───── Dataset excerpts

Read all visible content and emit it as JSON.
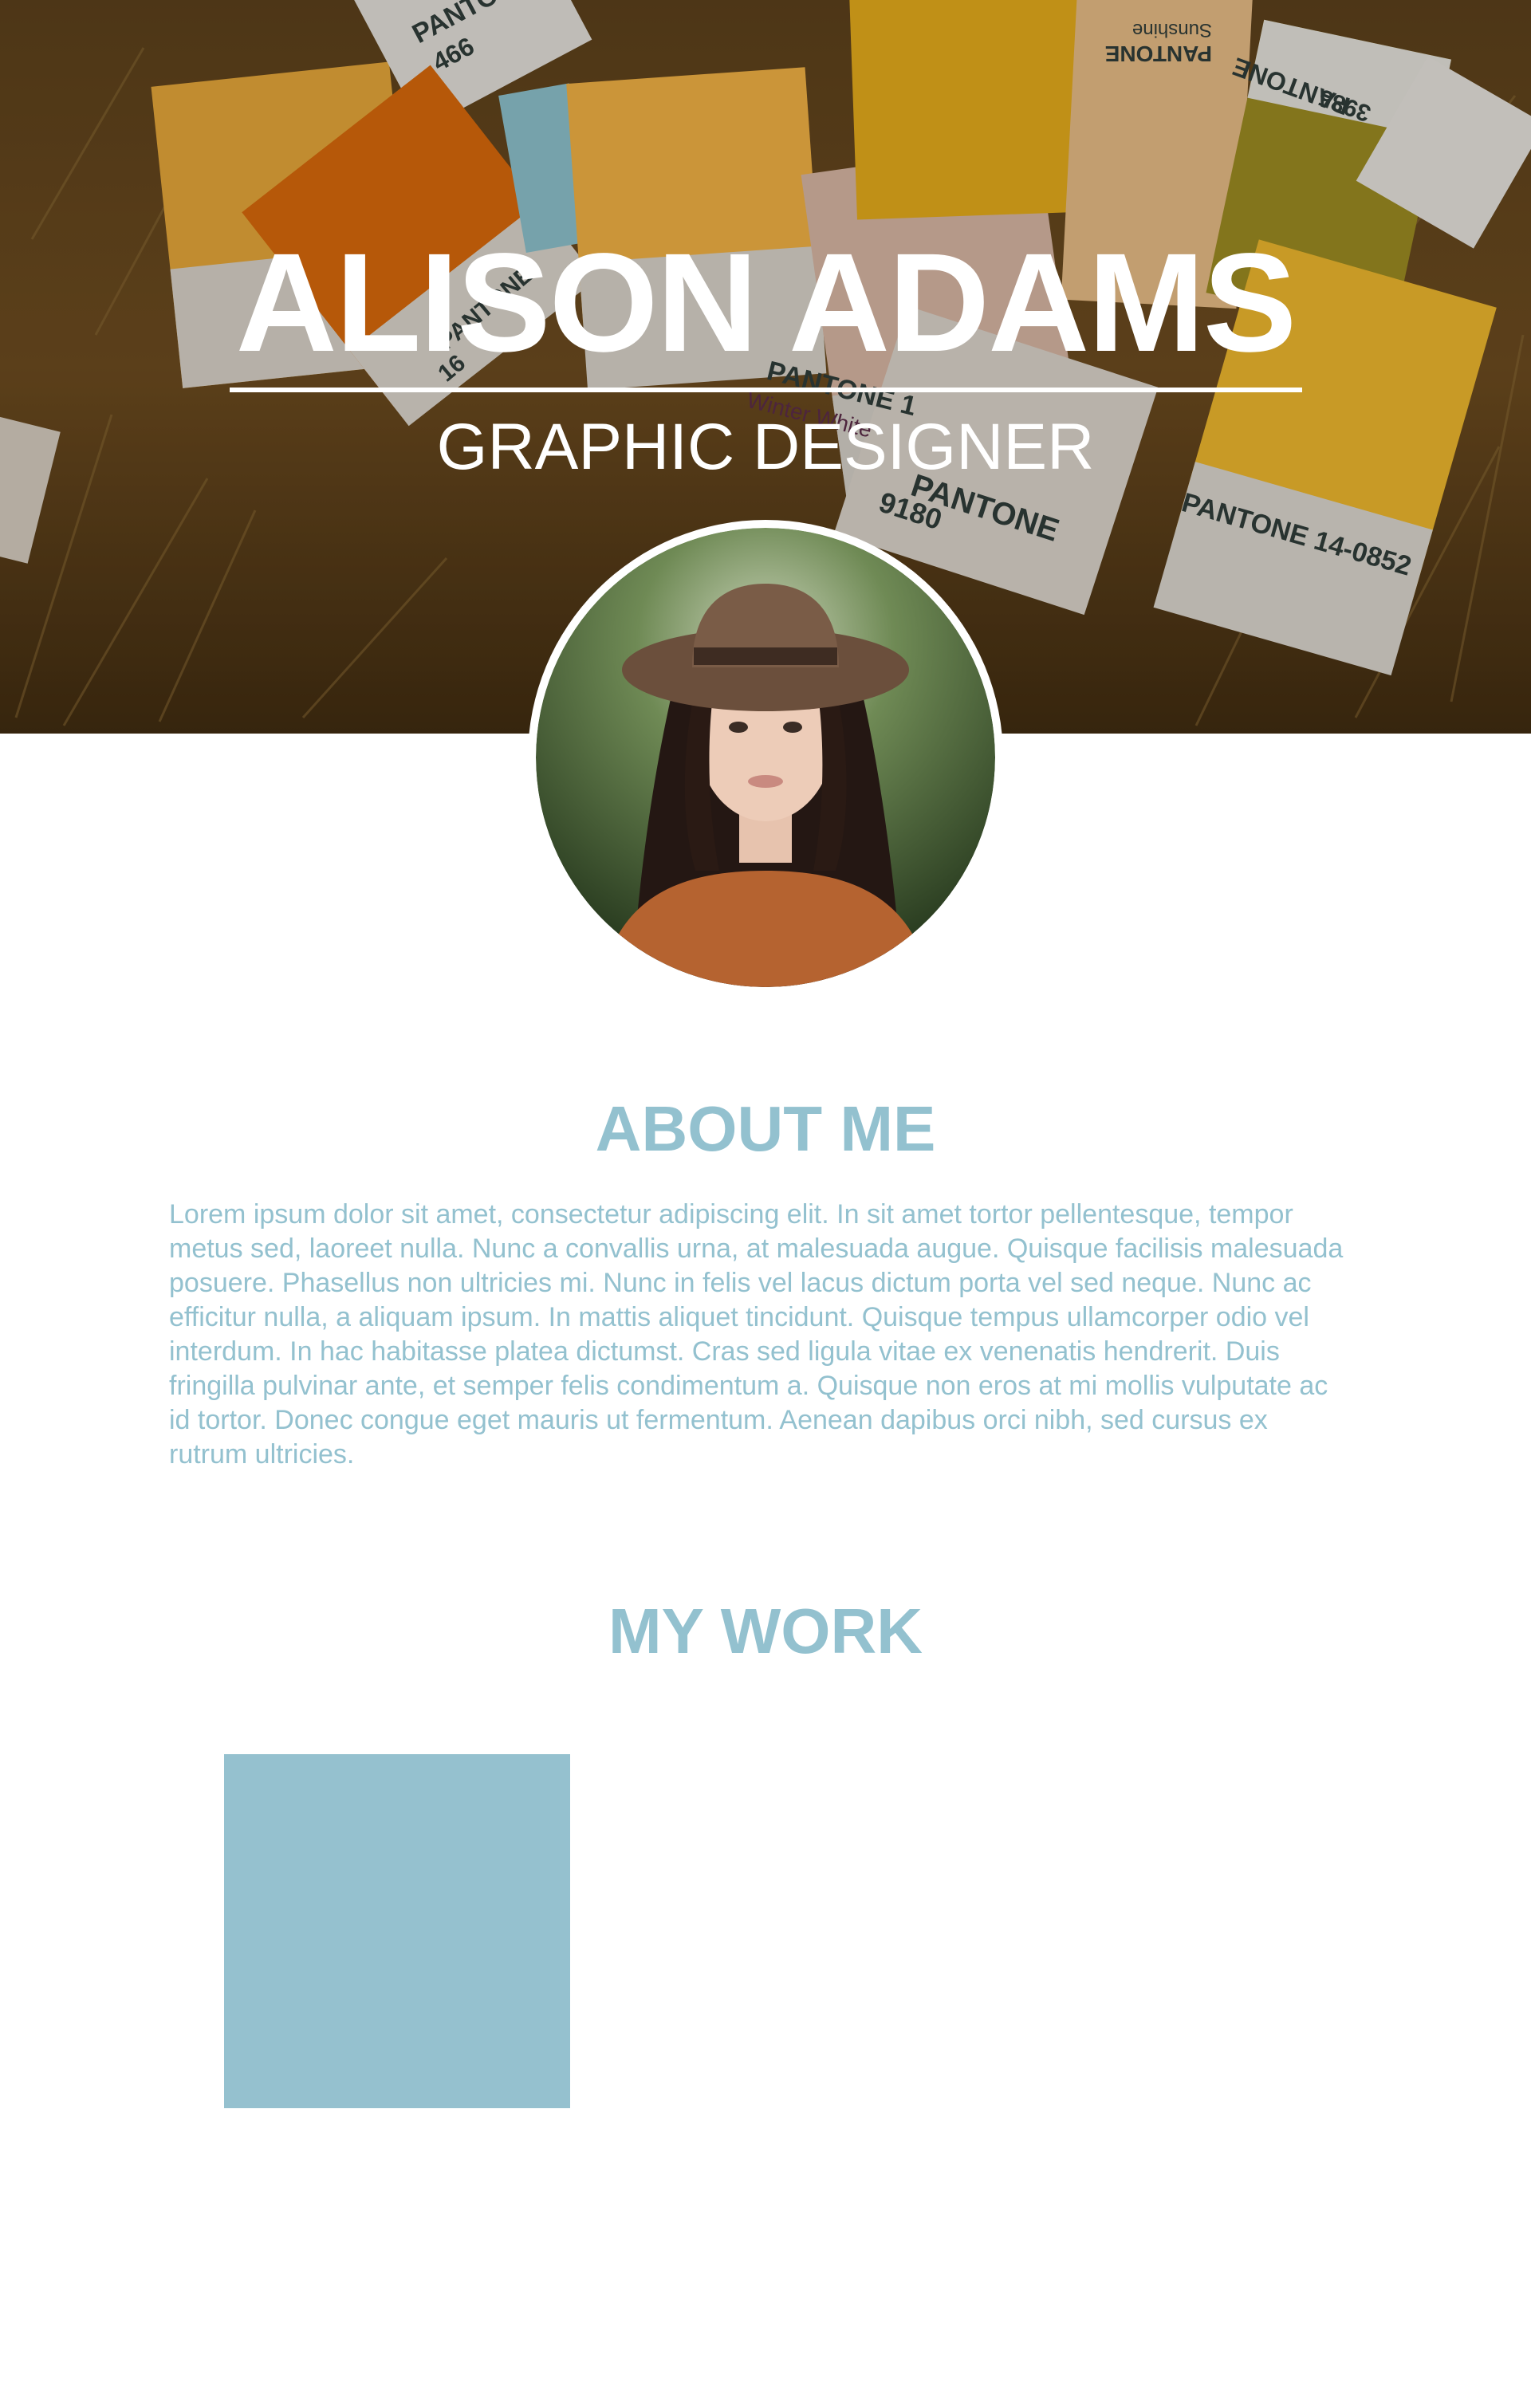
{
  "profile": {
    "name": "ALISON ADAMS",
    "title": "GRAPHIC DESIGNER"
  },
  "about": {
    "heading": "ABOUT ME",
    "body": "Lorem ipsum dolor sit amet, consectetur adipiscing elit. In sit amet tortor pellentesque, tempor metus sed, laoreet nulla. Nunc a convallis urna, at malesuada augue. Quisque facilisis malesuada posuere. Phasellus non ultricies mi. Nunc in felis vel lacus dictum porta vel sed neque. Nunc ac efficitur nulla, a aliquam ipsum. In mattis aliquet tincidunt. Quisque tempus ullamcorper odio vel interdum. In hac habitasse platea dictumst. Cras sed ligula vitae ex venenatis hendrerit. Duis fringilla pulvinar ante, et semper felis condimentum a. Quisque non eros at mi mollis vulputate ac id tortor. Donec congue eget mauris ut fermentum. Aenean dapibus orci nibh, sed cursus ex rutrum ultricies."
  },
  "work": {
    "heading": "MY WORK"
  },
  "hero_photo": {
    "swatch_labels": [
      "PANTONE",
      "466",
      "PANTONE",
      "Sunshine",
      "PANTONE",
      "3985",
      "PANTONE",
      "16",
      "PANTONE 1",
      "Winter White",
      "PANTONE",
      "9180",
      "PANTONE 14-0852"
    ]
  },
  "colors": {
    "accent": "#93c1cf",
    "work_tile": "#95c1cf",
    "text_on_hero": "#ffffff"
  }
}
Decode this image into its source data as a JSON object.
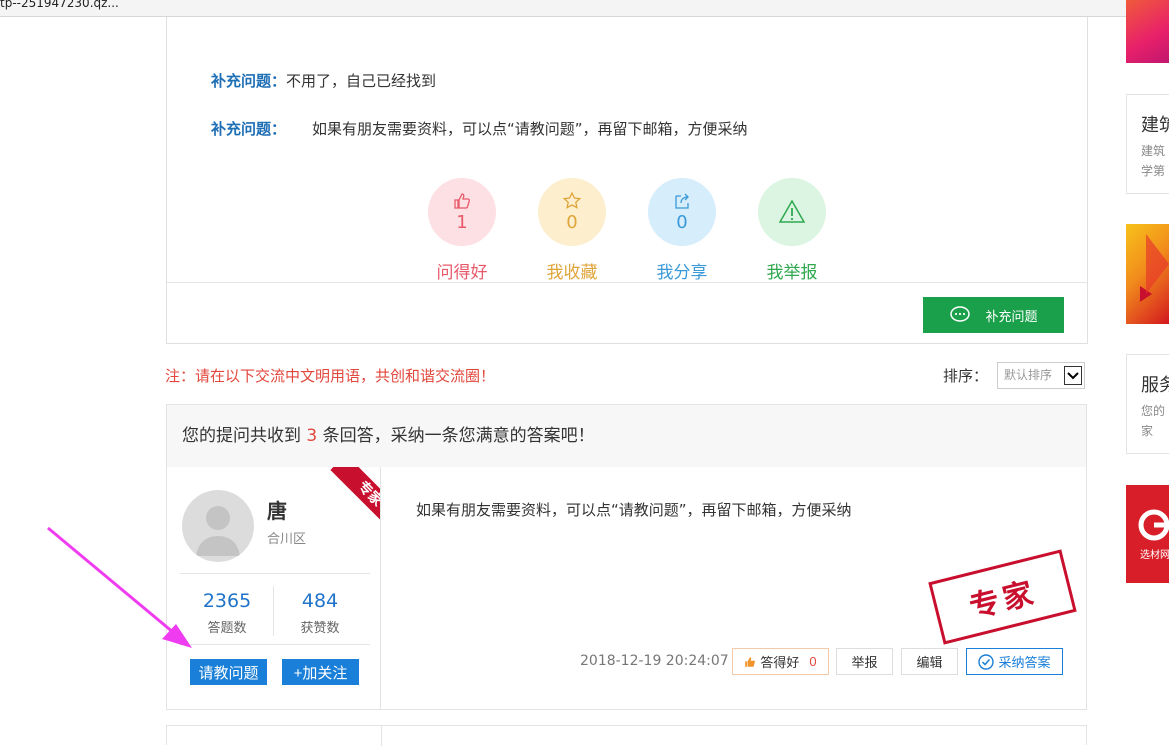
{
  "tab": {
    "url_fragment": "tp--251947230.qz..."
  },
  "question": {
    "supplements": [
      {
        "label": "补充问题：",
        "text": "不用了，自己已经找到"
      },
      {
        "label": "补充问题：",
        "text": "如果有朋友需要资料，可以点“请教问题”，再留下邮箱，方便采纳"
      }
    ],
    "actions": [
      {
        "name": "问得好",
        "count": "1",
        "icon": "thumbs-up-icon",
        "color": "#e8596a",
        "bg": "#fde0e3"
      },
      {
        "name": "我收藏",
        "count": "0",
        "icon": "star-icon",
        "color": "#e0a53a",
        "bg": "#fdefcd"
      },
      {
        "name": "我分享",
        "count": "0",
        "icon": "share-icon",
        "color": "#3a9ad9",
        "bg": "#d6edfb"
      },
      {
        "name": "我举报",
        "count": "",
        "icon": "warning-icon",
        "color": "#2fa84f",
        "bg": "#dcf5e3"
      }
    ],
    "supplement_button": "补充问题"
  },
  "notice": "注：请在以下交流中文明用语，共创和谐交流圈！",
  "sort": {
    "label": "排序：",
    "selected": "默认排序"
  },
  "answers_header": {
    "prefix": "您的提问共收到",
    "count": "3",
    "suffix": "条回答，采纳一条您满意的答案吧！"
  },
  "answer": {
    "user": {
      "name": "唐",
      "location": "合川区",
      "badge": "专家"
    },
    "stats": [
      {
        "value": "2365",
        "label": "答题数"
      },
      {
        "value": "484",
        "label": "获赞数"
      }
    ],
    "ask_button": "请教问题",
    "follow_button": "+加关注",
    "text": "如果有朋友需要资料，可以点“请教问题”，再留下邮箱，方便采纳",
    "stamp": "专家",
    "time": "2018-12-19 20:24:07",
    "buttons": {
      "good": "答得好",
      "good_count": "0",
      "report": "举报",
      "edit": "编辑",
      "accept": "采纳答案"
    }
  },
  "sidebar": {
    "boxes": [
      {
        "title": "建筑",
        "lines": [
          "建筑",
          "学第"
        ]
      },
      {
        "title": "服务",
        "lines": [
          "您的",
          "家"
        ]
      }
    ],
    "ad_text": "选材网"
  },
  "colors": {
    "accent_blue": "#1a7fd8",
    "green": "#1aa04a",
    "red": "#e2473c"
  }
}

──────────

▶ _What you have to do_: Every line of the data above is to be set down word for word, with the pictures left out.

▶ _Answer section_:
Read all visible content and emit it as JSON.
{
  "profile": {
    "name": "ALISON ADAMS",
    "title": "GRAPHIC DESIGNER"
  },
  "about": {
    "heading": "ABOUT ME",
    "body": "Lorem ipsum dolor sit amet, consectetur adipiscing elit. In sit amet tortor pellentesque, tempor metus sed, laoreet nulla. Nunc a convallis urna, at malesuada augue. Quisque facilisis malesuada posuere. Phasellus non ultricies mi. Nunc in felis vel lacus dictum porta vel sed neque. Nunc ac efficitur nulla, a aliquam ipsum. In mattis aliquet tincidunt. Quisque tempus ullamcorper odio vel interdum. In hac habitasse platea dictumst. Cras sed ligula vitae ex venenatis hendrerit. Duis fringilla pulvinar ante, et semper felis condimentum a. Quisque non eros at mi mollis vulputate ac id tortor. Donec congue eget mauris ut fermentum. Aenean dapibus orci nibh, sed cursus ex rutrum ultricies."
  },
  "work": {
    "heading": "MY WORK"
  },
  "hero_photo": {
    "swatch_labels": [
      "PANTONE",
      "466",
      "PANTONE",
      "Sunshine",
      "PANTONE",
      "3985",
      "PANTONE",
      "16",
      "PANTONE 1",
      "Winter White",
      "PANTONE",
      "9180",
      "PANTONE 14-0852"
    ]
  },
  "colors": {
    "accent": "#93c1cf",
    "work_tile": "#95c1cf",
    "text_on_hero": "#ffffff"
  }
}
Decode this image into its source data as a JSON object.
{
  "tab": {
    "url_fragment": "tp--251947230.qz..."
  },
  "question": {
    "supplements": [
      {
        "label": "补充问题：",
        "text": "不用了，自己已经找到"
      },
      {
        "label": "补充问题：",
        "text": "如果有朋友需要资料，可以点“请教问题”，再留下邮箱，方便采纳"
      }
    ],
    "actions": [
      {
        "name": "问得好",
        "count": "1",
        "icon": "thumbs-up-icon",
        "color": "#e8596a",
        "bg": "#fde0e3"
      },
      {
        "name": "我收藏",
        "count": "0",
        "icon": "star-icon",
        "color": "#e0a53a",
        "bg": "#fdefcd"
      },
      {
        "name": "我分享",
        "count": "0",
        "icon": "share-icon",
        "color": "#3a9ad9",
        "bg": "#d6edfb"
      },
      {
        "name": "我举报",
        "count": "",
        "icon": "warning-icon",
        "color": "#2fa84f",
        "bg": "#dcf5e3"
      }
    ],
    "supplement_button": "补充问题"
  },
  "notice": "注：请在以下交流中文明用语，共创和谐交流圈！",
  "sort": {
    "label": "排序：",
    "selected": "默认排序"
  },
  "answers_header": {
    "prefix": "您的提问共收到",
    "count": "3",
    "suffix": "条回答，采纳一条您满意的答案吧！"
  },
  "answer": {
    "user": {
      "name": "唐",
      "location": "合川区",
      "badge": "专家"
    },
    "stats": [
      {
        "value": "2365",
        "label": "答题数"
      },
      {
        "value": "484",
        "label": "获赞数"
      }
    ],
    "ask_button": "请教问题",
    "follow_button": "+加关注",
    "text": "如果有朋友需要资料，可以点“请教问题”，再留下邮箱，方便采纳",
    "stamp": "专家",
    "time": "2018-12-19 20:24:07",
    "buttons": {
      "good": "答得好",
      "good_count": "0",
      "report": "举报",
      "edit": "编辑",
      "accept": "采纳答案"
    }
  },
  "sidebar": {
    "boxes": [
      {
        "title": "建筑",
        "lines": [
          "建筑",
          "学第"
        ]
      },
      {
        "title": "服务",
        "lines": [
          "您的",
          "家"
        ]
      }
    ],
    "ad_text": "选材网"
  },
  "colors": {
    "accent_blue": "#1a7fd8",
    "green": "#1aa04a",
    "red": "#e2473c"
  }
}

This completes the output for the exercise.